■ **WORK TASK**
For each line below that contains the word "营商环境提升年", make a copy.

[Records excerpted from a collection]

══════════════════════════════

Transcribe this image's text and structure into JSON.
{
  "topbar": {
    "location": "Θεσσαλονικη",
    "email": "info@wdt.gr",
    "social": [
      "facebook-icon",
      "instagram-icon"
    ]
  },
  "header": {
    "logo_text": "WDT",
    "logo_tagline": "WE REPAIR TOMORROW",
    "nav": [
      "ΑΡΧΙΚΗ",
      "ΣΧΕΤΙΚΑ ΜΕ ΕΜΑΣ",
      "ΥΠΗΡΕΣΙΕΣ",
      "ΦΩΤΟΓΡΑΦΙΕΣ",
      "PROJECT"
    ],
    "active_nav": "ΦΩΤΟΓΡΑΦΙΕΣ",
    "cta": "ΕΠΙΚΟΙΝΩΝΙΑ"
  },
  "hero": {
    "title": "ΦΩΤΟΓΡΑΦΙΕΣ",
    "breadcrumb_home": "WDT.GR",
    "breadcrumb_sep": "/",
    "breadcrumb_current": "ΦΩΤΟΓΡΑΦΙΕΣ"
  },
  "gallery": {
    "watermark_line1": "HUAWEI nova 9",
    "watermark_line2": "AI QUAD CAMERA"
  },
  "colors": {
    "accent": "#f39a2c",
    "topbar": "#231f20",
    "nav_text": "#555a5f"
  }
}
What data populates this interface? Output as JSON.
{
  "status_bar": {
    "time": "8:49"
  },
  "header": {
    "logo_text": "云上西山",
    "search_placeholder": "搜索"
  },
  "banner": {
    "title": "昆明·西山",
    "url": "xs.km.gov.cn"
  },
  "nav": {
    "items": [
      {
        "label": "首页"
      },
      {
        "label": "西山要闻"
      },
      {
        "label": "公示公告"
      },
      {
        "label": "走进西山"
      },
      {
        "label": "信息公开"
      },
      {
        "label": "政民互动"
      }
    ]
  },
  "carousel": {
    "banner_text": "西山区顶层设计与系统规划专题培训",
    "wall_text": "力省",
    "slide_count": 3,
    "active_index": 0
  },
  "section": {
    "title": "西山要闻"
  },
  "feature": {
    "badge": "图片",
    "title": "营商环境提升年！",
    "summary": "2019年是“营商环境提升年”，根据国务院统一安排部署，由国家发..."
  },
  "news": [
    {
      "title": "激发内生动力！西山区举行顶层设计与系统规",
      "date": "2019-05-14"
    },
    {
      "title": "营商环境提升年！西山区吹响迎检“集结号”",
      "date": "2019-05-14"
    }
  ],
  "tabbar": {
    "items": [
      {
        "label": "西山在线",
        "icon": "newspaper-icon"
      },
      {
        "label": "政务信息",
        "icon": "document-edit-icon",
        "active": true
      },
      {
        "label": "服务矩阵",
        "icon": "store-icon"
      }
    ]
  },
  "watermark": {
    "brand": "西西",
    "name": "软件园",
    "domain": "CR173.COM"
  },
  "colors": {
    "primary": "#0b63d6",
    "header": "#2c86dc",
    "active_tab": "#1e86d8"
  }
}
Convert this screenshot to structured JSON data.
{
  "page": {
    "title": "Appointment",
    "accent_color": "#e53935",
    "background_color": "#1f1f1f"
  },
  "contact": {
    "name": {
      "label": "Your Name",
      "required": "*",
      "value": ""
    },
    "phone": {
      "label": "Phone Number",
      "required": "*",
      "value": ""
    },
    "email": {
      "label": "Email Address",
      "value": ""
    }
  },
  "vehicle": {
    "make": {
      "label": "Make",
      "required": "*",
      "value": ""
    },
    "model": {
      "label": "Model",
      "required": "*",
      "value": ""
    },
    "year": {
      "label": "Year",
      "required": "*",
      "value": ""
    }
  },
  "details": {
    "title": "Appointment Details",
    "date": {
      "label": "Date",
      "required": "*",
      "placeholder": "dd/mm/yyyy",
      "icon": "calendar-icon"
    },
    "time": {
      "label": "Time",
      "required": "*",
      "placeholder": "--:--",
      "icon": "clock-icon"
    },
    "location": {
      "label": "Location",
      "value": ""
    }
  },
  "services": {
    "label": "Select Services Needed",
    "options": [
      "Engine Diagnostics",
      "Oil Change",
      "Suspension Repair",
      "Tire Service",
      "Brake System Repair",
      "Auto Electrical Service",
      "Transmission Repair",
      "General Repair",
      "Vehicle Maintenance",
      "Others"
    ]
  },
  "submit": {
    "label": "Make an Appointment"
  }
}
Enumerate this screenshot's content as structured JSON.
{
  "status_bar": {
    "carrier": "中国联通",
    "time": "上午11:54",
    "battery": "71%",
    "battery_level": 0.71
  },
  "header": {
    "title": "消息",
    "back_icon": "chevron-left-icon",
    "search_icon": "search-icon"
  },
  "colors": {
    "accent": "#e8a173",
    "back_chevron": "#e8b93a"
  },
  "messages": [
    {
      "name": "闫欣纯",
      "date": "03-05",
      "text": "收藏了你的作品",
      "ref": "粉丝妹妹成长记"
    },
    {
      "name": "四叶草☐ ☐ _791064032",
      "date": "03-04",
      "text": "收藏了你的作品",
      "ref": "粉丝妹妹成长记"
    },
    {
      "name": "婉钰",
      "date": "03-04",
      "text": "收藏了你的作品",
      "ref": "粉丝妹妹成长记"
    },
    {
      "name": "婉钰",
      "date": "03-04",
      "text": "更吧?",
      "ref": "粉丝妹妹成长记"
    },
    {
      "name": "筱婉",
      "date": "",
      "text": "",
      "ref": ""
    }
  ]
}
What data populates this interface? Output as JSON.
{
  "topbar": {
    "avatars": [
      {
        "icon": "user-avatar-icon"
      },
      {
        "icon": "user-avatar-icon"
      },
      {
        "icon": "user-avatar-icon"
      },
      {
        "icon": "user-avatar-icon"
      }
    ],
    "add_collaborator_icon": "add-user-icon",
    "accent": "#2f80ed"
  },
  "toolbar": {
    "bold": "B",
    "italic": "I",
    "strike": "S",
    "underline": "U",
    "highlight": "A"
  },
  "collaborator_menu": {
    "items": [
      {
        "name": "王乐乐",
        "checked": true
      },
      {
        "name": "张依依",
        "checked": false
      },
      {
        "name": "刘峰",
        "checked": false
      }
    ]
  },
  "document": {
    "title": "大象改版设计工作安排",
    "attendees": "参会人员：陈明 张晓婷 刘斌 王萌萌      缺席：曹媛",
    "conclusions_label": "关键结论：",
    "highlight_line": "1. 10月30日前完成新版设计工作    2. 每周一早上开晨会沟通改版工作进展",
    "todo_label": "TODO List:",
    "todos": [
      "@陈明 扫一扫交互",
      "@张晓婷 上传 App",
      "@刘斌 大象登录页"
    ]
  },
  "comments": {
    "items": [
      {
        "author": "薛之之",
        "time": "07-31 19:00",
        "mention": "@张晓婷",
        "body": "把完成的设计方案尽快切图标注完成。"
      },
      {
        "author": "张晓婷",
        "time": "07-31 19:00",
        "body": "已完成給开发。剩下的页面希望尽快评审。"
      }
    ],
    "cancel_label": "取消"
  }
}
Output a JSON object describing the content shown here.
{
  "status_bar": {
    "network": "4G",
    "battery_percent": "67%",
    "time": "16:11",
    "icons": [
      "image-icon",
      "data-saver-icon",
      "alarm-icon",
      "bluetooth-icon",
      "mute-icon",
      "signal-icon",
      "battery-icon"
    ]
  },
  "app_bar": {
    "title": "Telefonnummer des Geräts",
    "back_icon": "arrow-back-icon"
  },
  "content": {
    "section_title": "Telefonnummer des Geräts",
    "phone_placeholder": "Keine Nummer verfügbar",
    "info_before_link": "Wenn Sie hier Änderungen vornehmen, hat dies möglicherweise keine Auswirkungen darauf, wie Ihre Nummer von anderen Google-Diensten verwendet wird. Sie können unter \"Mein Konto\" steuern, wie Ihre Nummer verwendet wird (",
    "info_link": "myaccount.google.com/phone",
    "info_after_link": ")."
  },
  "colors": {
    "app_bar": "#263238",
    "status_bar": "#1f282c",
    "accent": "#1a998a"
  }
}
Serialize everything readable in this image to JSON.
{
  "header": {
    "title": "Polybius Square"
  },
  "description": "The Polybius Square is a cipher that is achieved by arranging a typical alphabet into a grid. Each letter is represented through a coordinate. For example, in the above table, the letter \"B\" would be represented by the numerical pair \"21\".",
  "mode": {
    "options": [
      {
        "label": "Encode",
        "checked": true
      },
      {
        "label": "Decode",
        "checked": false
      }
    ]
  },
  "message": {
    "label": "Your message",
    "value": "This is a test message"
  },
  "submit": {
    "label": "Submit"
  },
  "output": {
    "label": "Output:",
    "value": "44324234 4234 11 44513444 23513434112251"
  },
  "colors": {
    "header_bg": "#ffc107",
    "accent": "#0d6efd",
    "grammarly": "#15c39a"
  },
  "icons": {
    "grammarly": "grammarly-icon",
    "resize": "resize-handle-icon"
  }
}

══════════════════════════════

■ **RESULT BELOW**
    "title": "营商环境提升年！",
    "summary": "2019年是“营商环境提升年”，根据国务院统一安排部署，由国家发..."
      "title": "营商环境提升年！西山区吹响迎检“集结号”",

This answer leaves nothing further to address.